▸ YOUR INSTRUCTIONS: Look through the listing below for lines containing "this". State how many there are, and nothing else.

◆ ◆ ◆

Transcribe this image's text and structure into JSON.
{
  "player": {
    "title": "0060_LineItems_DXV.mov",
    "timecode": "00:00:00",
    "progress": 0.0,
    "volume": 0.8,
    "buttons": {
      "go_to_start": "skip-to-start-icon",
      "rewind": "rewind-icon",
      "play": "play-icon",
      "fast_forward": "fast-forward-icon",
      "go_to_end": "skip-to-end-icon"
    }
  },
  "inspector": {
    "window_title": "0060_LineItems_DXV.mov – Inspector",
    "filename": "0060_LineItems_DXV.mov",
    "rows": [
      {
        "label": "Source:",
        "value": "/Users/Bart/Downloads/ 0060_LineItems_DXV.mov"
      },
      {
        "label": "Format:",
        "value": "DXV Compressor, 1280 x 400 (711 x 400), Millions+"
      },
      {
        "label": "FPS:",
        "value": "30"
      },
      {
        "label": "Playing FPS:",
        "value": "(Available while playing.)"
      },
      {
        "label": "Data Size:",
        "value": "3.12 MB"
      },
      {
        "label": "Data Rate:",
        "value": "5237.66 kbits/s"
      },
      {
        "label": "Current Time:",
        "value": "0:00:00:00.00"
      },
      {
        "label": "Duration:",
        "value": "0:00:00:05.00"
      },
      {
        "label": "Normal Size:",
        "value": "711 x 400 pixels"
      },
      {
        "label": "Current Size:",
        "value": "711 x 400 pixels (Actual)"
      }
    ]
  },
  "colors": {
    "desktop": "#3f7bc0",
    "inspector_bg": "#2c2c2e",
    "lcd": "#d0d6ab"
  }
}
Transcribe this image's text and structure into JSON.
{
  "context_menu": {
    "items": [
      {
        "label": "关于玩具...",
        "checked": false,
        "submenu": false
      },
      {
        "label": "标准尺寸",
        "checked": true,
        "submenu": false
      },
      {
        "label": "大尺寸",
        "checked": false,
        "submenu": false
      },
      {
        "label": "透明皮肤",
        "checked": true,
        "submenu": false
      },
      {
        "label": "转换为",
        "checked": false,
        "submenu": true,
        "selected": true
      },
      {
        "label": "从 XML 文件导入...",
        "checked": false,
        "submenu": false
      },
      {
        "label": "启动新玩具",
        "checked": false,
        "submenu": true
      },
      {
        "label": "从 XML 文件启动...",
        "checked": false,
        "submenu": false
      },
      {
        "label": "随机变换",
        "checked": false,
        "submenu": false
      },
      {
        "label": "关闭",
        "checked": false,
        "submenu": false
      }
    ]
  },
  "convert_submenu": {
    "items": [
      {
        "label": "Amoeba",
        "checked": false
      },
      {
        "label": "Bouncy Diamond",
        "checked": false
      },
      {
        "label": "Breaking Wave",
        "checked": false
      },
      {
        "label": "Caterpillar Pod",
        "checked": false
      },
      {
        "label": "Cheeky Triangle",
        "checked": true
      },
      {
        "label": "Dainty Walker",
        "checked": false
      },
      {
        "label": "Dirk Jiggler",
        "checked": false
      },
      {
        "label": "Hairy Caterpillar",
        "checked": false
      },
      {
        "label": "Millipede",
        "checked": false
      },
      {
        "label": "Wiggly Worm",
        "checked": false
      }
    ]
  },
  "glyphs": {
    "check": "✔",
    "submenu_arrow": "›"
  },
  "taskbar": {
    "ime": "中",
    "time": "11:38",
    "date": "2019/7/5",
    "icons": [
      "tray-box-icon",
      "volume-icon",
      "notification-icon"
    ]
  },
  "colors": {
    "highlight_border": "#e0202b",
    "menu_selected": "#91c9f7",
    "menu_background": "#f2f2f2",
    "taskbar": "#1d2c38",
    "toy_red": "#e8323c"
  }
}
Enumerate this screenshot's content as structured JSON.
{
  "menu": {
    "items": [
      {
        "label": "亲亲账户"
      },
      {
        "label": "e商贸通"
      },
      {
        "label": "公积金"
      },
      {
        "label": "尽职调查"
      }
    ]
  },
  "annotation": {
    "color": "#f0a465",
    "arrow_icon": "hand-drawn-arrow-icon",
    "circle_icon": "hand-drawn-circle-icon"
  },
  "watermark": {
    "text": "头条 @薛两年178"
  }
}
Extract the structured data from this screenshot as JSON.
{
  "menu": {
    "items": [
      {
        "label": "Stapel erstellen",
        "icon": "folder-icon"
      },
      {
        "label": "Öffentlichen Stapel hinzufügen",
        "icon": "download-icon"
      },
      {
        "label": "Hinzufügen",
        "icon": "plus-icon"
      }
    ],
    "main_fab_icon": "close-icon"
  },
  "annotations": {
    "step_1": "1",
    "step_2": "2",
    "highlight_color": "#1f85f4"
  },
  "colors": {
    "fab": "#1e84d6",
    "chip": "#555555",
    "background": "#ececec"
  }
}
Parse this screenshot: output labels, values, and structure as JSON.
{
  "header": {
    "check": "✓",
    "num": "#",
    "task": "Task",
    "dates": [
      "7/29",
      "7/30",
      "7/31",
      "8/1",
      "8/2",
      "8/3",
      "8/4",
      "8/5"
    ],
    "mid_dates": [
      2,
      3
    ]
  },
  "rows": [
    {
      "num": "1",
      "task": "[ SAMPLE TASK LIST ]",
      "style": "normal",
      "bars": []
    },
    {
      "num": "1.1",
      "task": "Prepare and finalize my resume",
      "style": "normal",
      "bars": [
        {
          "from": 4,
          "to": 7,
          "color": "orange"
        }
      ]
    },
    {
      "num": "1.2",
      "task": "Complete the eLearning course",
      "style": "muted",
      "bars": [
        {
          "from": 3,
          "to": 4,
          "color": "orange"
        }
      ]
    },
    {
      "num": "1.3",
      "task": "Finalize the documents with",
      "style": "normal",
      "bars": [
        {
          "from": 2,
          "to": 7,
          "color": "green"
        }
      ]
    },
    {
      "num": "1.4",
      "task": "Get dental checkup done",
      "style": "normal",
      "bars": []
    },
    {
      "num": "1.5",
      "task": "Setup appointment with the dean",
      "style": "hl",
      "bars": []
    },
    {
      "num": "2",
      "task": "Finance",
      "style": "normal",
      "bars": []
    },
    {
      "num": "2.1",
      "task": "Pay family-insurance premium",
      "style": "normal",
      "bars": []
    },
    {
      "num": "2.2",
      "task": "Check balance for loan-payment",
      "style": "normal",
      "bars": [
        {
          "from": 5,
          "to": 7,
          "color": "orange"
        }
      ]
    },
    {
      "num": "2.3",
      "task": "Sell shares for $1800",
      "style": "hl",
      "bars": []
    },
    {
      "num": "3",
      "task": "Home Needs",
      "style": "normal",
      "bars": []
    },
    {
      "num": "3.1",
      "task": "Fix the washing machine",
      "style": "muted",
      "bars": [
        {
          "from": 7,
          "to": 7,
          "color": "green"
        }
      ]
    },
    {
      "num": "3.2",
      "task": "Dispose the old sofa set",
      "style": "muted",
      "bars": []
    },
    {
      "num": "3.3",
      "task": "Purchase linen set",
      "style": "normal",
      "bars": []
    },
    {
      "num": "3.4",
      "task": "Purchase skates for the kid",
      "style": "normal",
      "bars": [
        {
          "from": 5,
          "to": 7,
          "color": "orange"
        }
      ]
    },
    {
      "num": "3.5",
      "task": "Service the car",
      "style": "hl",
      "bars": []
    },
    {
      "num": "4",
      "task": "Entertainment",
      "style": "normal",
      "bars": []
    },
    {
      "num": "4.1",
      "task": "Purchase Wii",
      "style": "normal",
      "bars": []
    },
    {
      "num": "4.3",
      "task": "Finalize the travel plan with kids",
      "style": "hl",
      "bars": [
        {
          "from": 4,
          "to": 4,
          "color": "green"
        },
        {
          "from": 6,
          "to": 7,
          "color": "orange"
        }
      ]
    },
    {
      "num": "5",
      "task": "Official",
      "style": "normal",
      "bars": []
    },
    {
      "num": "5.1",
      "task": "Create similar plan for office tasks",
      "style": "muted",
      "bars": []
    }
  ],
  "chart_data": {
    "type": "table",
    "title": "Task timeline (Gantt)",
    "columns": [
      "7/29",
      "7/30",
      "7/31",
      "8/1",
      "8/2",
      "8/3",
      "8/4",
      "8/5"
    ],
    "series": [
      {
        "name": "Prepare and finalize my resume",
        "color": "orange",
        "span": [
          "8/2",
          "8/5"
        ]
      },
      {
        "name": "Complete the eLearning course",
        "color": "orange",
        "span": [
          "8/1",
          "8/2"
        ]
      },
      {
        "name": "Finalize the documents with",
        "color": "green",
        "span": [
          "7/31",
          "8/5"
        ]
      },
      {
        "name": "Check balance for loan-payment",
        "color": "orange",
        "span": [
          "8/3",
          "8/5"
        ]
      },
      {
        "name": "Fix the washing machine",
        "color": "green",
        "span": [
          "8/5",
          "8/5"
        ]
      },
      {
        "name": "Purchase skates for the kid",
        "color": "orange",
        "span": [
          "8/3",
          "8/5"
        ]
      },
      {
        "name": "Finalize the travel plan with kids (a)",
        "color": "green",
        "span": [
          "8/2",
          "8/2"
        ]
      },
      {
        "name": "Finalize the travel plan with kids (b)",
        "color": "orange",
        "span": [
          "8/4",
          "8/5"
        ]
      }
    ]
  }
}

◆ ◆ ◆

▸ EXERCISE ANSWER: 5